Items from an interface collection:
Content starts

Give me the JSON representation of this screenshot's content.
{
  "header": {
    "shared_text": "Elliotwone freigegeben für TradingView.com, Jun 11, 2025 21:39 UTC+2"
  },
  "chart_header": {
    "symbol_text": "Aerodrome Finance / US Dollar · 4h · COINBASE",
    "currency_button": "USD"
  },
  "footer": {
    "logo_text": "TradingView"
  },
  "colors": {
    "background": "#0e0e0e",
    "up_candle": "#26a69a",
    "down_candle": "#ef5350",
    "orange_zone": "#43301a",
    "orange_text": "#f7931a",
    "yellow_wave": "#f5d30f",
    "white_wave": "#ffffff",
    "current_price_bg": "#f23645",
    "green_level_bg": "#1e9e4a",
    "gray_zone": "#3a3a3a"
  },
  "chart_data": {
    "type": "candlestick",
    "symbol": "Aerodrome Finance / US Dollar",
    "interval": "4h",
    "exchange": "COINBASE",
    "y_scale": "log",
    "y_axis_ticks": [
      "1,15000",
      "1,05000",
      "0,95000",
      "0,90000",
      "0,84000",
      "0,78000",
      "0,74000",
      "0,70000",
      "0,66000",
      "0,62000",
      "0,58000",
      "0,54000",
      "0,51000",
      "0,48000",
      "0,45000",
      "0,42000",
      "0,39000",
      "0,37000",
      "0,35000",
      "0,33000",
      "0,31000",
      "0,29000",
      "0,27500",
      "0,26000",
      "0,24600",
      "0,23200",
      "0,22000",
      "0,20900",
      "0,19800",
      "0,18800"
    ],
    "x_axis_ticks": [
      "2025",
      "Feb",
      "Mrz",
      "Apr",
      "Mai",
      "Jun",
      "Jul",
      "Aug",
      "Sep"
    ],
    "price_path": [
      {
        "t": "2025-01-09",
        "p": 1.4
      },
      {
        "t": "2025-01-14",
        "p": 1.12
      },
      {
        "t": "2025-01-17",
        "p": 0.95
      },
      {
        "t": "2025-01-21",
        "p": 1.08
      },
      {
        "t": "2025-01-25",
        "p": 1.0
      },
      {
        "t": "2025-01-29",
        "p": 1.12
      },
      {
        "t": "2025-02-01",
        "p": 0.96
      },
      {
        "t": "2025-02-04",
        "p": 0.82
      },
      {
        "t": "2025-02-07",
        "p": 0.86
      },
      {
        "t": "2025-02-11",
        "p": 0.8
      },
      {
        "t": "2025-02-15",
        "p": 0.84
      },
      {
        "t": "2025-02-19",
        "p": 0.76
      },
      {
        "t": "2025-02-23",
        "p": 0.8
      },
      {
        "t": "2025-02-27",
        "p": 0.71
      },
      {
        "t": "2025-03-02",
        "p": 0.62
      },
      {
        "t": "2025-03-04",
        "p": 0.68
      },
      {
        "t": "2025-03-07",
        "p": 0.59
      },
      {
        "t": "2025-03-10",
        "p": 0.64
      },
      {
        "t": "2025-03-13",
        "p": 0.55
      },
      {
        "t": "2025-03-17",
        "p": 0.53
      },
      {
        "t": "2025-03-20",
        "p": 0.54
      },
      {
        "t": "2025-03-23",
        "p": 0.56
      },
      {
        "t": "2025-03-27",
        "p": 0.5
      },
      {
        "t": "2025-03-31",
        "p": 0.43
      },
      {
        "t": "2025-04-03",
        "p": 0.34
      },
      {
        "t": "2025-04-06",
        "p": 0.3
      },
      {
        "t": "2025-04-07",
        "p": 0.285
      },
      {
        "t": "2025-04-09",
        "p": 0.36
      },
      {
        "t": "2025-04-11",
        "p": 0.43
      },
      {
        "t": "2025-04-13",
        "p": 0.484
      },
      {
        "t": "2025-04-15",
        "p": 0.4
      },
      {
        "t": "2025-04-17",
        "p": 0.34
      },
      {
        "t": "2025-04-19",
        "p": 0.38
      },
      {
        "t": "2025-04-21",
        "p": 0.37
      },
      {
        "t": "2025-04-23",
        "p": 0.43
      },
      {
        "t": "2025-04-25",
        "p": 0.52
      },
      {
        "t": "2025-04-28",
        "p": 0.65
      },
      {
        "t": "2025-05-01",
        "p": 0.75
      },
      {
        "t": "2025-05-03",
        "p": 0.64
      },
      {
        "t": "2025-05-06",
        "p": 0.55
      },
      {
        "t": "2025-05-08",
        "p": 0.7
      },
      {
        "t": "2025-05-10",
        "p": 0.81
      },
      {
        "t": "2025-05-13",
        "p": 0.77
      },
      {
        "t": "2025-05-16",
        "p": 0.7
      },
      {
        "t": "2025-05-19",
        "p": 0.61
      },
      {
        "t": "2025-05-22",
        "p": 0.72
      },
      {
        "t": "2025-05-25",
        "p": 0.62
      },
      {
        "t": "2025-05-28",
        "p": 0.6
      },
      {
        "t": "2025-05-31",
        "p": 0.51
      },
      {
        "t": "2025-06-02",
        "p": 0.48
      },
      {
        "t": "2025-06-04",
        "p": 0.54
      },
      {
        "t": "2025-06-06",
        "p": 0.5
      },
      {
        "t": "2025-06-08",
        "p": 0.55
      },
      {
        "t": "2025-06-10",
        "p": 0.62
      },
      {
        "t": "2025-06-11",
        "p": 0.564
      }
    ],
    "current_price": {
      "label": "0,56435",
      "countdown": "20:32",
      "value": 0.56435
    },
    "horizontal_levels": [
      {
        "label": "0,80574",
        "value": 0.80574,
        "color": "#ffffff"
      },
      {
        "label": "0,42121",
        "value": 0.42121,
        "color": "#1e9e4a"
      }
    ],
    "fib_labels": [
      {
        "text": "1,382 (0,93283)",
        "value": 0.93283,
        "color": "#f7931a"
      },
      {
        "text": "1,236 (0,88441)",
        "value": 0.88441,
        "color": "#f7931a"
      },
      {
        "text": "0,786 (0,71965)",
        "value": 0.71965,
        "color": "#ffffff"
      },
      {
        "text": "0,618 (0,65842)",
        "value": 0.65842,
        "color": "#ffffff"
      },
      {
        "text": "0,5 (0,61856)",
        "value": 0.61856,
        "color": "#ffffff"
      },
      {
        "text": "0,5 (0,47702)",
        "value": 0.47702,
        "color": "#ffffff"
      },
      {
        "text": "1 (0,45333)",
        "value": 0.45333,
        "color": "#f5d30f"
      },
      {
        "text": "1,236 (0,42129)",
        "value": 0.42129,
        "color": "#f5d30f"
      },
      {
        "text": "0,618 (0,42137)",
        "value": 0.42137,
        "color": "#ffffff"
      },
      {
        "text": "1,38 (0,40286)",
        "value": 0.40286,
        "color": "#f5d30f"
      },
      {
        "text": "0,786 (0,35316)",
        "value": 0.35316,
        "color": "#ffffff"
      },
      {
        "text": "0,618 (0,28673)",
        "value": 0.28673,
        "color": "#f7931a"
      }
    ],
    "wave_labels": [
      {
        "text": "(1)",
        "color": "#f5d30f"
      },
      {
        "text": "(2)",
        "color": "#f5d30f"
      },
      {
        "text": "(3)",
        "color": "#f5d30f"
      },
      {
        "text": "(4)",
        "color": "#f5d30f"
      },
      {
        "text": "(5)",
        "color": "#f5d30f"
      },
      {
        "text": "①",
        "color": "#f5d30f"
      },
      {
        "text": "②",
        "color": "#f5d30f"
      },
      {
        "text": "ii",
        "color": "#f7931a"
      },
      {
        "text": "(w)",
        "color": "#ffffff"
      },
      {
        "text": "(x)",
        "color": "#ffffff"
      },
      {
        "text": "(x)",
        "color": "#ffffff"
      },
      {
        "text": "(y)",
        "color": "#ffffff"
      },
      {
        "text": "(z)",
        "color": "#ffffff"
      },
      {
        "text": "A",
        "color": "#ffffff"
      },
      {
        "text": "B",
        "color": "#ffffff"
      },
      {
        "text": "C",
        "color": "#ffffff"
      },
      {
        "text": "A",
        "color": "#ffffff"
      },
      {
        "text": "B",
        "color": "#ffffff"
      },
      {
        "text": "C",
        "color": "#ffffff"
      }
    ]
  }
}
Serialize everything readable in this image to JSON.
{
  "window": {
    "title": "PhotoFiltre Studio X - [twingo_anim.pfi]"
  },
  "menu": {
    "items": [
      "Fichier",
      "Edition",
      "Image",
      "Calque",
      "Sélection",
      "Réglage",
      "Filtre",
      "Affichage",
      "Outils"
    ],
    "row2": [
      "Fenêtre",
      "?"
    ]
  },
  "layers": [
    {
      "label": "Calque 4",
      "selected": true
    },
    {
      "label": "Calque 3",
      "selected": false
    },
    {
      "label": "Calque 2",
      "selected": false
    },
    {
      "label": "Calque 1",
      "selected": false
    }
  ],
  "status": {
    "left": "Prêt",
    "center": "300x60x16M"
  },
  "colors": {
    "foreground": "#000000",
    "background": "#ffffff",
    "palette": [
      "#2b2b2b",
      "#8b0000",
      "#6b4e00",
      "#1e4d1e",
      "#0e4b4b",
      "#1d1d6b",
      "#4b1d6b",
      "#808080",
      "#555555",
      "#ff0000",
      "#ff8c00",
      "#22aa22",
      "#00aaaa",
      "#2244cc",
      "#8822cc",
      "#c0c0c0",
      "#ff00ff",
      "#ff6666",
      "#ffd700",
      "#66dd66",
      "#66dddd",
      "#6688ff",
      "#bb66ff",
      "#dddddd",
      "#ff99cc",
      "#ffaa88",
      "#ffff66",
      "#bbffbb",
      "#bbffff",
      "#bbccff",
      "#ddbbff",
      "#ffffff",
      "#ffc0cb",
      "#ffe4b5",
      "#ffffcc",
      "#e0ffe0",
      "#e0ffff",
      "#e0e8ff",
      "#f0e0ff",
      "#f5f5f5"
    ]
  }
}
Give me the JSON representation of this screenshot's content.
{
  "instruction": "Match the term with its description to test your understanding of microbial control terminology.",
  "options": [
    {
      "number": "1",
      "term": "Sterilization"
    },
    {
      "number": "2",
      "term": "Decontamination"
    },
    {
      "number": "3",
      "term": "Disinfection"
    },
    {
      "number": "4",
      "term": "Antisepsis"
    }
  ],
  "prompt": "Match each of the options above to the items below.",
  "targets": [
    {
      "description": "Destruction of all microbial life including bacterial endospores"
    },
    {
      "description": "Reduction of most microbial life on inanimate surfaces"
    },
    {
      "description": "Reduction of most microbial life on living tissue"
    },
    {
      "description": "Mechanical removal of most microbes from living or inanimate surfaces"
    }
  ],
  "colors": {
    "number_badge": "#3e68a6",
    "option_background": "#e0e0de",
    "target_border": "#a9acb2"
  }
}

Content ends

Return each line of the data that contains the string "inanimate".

Task result:
      "description": "Reduction of most microbial life on inanimate surfaces"
      "description": "Mechanical removal of most microbes from living or inanimate surfaces"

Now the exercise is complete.